Required action
Every line of the entries below that carries the string "content" should be copied.
***** Data for processing *****
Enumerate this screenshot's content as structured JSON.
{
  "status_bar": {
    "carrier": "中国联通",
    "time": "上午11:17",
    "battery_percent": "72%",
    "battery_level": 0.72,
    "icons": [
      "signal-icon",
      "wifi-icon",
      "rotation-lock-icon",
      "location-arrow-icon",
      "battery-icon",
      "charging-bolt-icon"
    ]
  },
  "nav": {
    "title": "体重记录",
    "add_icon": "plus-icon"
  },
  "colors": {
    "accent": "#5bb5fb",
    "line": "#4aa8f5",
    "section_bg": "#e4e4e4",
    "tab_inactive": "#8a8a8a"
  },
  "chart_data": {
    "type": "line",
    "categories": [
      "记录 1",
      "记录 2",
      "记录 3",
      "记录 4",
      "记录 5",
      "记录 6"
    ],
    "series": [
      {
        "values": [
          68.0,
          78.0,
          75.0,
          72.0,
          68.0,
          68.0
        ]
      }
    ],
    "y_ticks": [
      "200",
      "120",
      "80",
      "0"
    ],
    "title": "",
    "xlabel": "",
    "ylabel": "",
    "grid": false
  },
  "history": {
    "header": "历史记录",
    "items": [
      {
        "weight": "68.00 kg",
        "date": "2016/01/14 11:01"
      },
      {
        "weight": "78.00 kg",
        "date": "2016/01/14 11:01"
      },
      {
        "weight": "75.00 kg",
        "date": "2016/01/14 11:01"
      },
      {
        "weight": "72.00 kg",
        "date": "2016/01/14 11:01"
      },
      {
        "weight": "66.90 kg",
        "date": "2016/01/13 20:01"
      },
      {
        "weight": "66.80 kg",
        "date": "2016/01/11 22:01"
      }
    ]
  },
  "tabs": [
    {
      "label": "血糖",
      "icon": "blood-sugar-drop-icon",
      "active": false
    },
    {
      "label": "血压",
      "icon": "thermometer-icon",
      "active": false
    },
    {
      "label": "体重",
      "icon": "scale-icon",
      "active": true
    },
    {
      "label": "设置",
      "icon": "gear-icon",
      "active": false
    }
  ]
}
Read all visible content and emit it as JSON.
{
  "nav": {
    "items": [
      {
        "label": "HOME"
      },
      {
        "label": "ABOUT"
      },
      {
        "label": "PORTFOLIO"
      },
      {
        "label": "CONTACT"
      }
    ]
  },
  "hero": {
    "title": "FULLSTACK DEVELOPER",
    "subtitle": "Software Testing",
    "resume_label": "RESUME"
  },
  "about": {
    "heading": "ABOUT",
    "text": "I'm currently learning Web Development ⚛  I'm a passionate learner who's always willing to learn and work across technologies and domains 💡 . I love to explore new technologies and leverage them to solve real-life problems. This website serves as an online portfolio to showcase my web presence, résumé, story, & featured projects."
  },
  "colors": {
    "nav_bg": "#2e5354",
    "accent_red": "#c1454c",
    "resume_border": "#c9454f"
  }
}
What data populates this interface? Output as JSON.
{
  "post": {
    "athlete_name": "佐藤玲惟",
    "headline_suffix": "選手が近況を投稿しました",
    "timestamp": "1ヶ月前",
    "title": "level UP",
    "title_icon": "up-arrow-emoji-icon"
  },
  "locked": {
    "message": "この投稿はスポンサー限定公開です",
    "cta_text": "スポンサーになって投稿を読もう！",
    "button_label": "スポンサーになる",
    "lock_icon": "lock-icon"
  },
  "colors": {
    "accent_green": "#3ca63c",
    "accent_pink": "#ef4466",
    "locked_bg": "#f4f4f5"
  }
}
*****
Response area
Enumerate this screenshot's content as structured JSON.
Read all visible content and emit it as JSON.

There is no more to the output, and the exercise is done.